Input data
+++

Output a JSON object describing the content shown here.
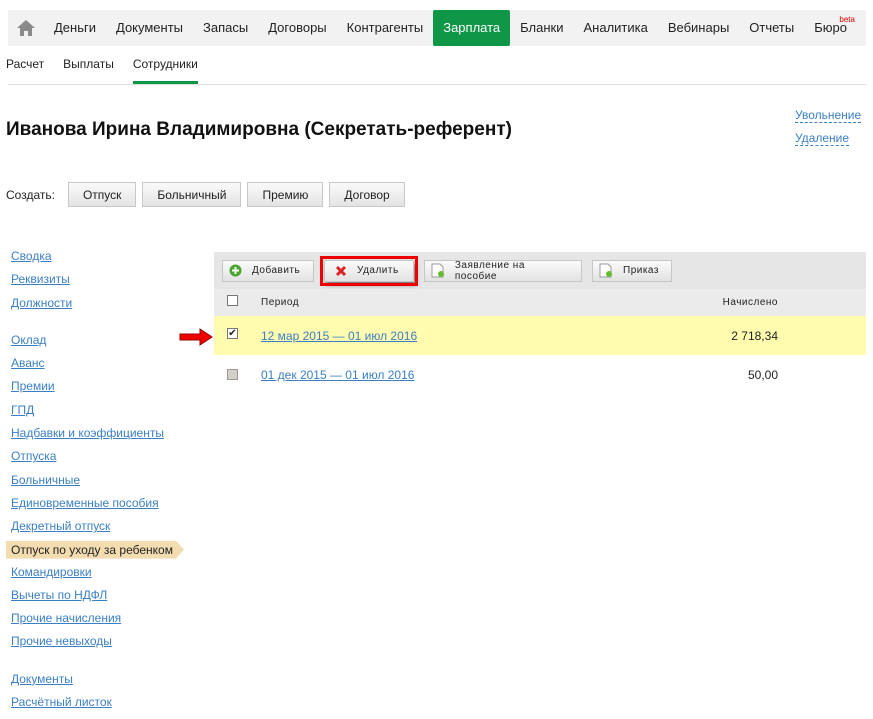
{
  "nav": {
    "items": [
      "Деньги",
      "Документы",
      "Запасы",
      "Договоры",
      "Контрагенты",
      "Зарплата",
      "Бланки",
      "Аналитика",
      "Вебинары",
      "Отчеты",
      "Бюро"
    ],
    "active": "Зарплата",
    "beta": "beta"
  },
  "subtabs": [
    "Расчет",
    "Выплаты",
    "Сотрудники"
  ],
  "title": "Иванова Ирина Владимировна (Секретать-референт)",
  "actions": {
    "dismiss": "Увольнение",
    "delete": "Удаление"
  },
  "create": {
    "label": "Создать:",
    "buttons": [
      "Отпуск",
      "Больничный",
      "Премию",
      "Договор"
    ]
  },
  "sidebar": {
    "group1": [
      "Сводка",
      "Реквизиты",
      "Должности"
    ],
    "group2": [
      "Оклад",
      "Аванс",
      "Премии",
      "ГПД",
      "Надбавки и коэффициенты",
      "Отпуска",
      "Больничные",
      "Единовременные пособия",
      "Декретный отпуск",
      "Отпуск по уходу за ребенком",
      "Командировки",
      "Вычеты по НДФЛ",
      "Прочие начисления",
      "Прочие невыходы"
    ],
    "group3": [
      "Документы",
      "Расчётный листок"
    ],
    "active": "Отпуск по уходу за ребенком"
  },
  "toolbar": {
    "add": "Добавить",
    "delete": "Удалить",
    "application": "Заявление на пособие",
    "order": "Приказ"
  },
  "table": {
    "headers": [
      "Период",
      "Начислено"
    ],
    "rows": [
      {
        "period": "12 мар 2015 — 01 июл 2016",
        "amount": "2 718,34",
        "checked": true
      },
      {
        "period": "01 дек 2015 — 01 июл 2016",
        "amount": "50,00",
        "checked": false
      }
    ]
  },
  "colors": {
    "accent": "#0f9647",
    "link": "#3b7fc4",
    "selected_row": "#fffcb0"
  }
}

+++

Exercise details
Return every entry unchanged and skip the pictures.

Response box
Output a JSON object describing the content shown here.
{
  "nav": {
    "items": [
      "Деньги",
      "Документы",
      "Запасы",
      "Договоры",
      "Контрагенты",
      "Зарплата",
      "Бланки",
      "Аналитика",
      "Вебинары",
      "Отчеты",
      "Бюро"
    ],
    "active": "Зарплата",
    "beta": "beta"
  },
  "subtabs": [
    "Расчет",
    "Выплаты",
    "Сотрудники"
  ],
  "title": "Иванова Ирина Владимировна (Секретать-референт)",
  "actions": {
    "dismiss": "Увольнение",
    "delete": "Удаление"
  },
  "create": {
    "label": "Создать:",
    "buttons": [
      "Отпуск",
      "Больничный",
      "Премию",
      "Договор"
    ]
  },
  "sidebar": {
    "group1": [
      "Сводка",
      "Реквизиты",
      "Должности"
    ],
    "group2": [
      "Оклад",
      "Аванс",
      "Премии",
      "ГПД",
      "Надбавки и коэффициенты",
      "Отпуска",
      "Больничные",
      "Единовременные пособия",
      "Декретный отпуск",
      "Отпуск по уходу за ребенком",
      "Командировки",
      "Вычеты по НДФЛ",
      "Прочие начисления",
      "Прочие невыходы"
    ],
    "group3": [
      "Документы",
      "Расчётный листок"
    ],
    "active": "Отпуск по уходу за ребенком"
  },
  "toolbar": {
    "add": "Добавить",
    "delete": "Удалить",
    "application": "Заявление на пособие",
    "order": "Приказ"
  },
  "table": {
    "headers": [
      "Период",
      "Начислено"
    ],
    "rows": [
      {
        "period": "12 мар 2015 — 01 июл 2016",
        "amount": "2 718,34",
        "checked": true
      },
      {
        "period": "01 дек 2015 — 01 июл 2016",
        "amount": "50,00",
        "checked": false
      }
    ]
  },
  "colors": {
    "accent": "#0f9647",
    "link": "#3b7fc4",
    "selected_row": "#fffcb0"
  }
}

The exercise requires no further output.